Do agents spend more time/attention with clients who are moneymakers?
What should a lower echelon earner expect? I don’t make my agent much money and I understand that effort may be commensurate with earning. This agent sold a book of mine and I do appreciate that but I think it didn’t bring in as much money as was expected.
Now with my second ms I feel ghosted. It’s been two years and no updates of where it has been sent and the response, although I have nudged every six months or so. Is this typical behavior? I really don’t want to go back out into the cruel agent seeking world, but I’m wondering if it is time to do so. But is it like this everywhere?
I’m feeling discouraged. Technically my contract was only for book one, so I could get free if I wanted. I now have a third ms but I’m not getting any younger and don’t want to wait years on this one too.
You actually have two separate questions here.
One is how agents prioritize their time.
The other (which you didn't ask) is what the HELL is going on with your submission.
Let's address the second one first.
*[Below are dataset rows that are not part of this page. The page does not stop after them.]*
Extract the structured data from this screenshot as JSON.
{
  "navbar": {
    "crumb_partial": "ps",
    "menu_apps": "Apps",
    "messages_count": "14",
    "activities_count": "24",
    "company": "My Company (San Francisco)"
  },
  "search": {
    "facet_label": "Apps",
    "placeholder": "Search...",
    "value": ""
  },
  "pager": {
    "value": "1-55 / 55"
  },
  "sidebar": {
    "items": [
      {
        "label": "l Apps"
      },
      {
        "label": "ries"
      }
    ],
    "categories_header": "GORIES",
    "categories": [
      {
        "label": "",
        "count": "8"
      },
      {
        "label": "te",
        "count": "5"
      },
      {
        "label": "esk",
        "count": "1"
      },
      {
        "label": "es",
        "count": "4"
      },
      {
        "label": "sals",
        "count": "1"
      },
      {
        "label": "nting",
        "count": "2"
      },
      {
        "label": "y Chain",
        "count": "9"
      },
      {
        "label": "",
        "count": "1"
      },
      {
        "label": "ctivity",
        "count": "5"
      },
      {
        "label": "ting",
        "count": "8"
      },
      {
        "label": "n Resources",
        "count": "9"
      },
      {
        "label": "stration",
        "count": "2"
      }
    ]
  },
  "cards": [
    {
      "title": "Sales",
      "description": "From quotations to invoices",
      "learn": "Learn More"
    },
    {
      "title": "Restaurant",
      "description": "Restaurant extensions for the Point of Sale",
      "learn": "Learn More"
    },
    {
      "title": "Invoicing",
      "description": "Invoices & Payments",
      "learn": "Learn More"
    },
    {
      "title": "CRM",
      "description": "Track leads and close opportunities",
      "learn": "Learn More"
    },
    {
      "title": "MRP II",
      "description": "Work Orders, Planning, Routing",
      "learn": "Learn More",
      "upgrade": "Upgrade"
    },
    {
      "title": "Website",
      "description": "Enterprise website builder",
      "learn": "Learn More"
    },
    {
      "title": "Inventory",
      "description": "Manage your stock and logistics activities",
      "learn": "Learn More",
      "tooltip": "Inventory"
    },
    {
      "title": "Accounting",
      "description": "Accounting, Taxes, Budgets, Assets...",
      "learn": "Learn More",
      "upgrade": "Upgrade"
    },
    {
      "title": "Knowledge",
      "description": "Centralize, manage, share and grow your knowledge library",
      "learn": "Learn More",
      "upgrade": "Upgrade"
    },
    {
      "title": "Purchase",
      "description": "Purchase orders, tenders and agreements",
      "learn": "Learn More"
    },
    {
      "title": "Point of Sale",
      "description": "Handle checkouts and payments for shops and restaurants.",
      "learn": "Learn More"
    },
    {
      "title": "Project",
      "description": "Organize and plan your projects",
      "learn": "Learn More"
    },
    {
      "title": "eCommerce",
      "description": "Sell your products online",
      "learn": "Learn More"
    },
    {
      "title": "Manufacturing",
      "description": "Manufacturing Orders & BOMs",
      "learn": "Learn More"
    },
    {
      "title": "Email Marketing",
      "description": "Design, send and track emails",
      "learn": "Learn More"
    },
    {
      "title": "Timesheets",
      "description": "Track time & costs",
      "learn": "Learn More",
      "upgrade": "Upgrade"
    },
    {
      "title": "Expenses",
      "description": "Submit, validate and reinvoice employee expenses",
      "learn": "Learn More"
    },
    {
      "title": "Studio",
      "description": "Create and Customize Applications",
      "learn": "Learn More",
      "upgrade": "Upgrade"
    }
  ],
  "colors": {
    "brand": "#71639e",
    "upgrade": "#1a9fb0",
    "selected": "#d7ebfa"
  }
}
If you've got a book on submission, your agent must update you. It may take longer than it should (try as I might, I'm always behind on these updates). But waiting six months between nudges is letting her/him off the hook. Don't do that.
Send a firm email with a deadline.
It reads like this:
Dear Agent Slackerpuss,
Please send me a list of where my manuscript has been submitted and to whom, with any replies received.
Please send this to me by close of business on (date).
If s/he doesn't respond, call her.
This is YOUR CAREER!
This is your work.
You wouldn't let your dog sitter keep your dog with no updates for a week! Your manuscript deserves at least the same care and feeding.
Also, YOU MUST HAVE THIS INFO if you're going to seek new representation. While I can take on books that have been subbed, the key piece of info determining if I will is where the book has been. If you can't tell me that, it's game set match.
As to the question of how agents prioritize: it's not by earning, it's by the urgency of the problem. A client who's on submission and thus hasn't earned anything still gets immediate attention if one of the publishers where the book is subbed makes a read and revise request.
A client whose book is out of print and hasn't earned in years finds her work plagiarized---that's a top priority.
Of course, you can see how this works most of the time: the clients who are selling (and thus earning) often have many more problems than clients who are on submission, or tucked away in the archives researching the price of rice in Shanghai in 1282.
Thus, submission updates tend to come lower on the priority list. Sub lists aren't a problem; updates aren't a problem. Yes, they need to be done, but no one will suffer (other than anxiety) if you get it Sunday instead of Thursday. That said, I'm not keen on causing my writers anxiety, so I do try to be prompt. (I fail a lot)
Lower on the priority list does NOT mean six months of silence. Even when I've been Agent Slackerpuss, a client emailing with HEY, SHARKFORBRAINS!!! gets pretty prompt attention.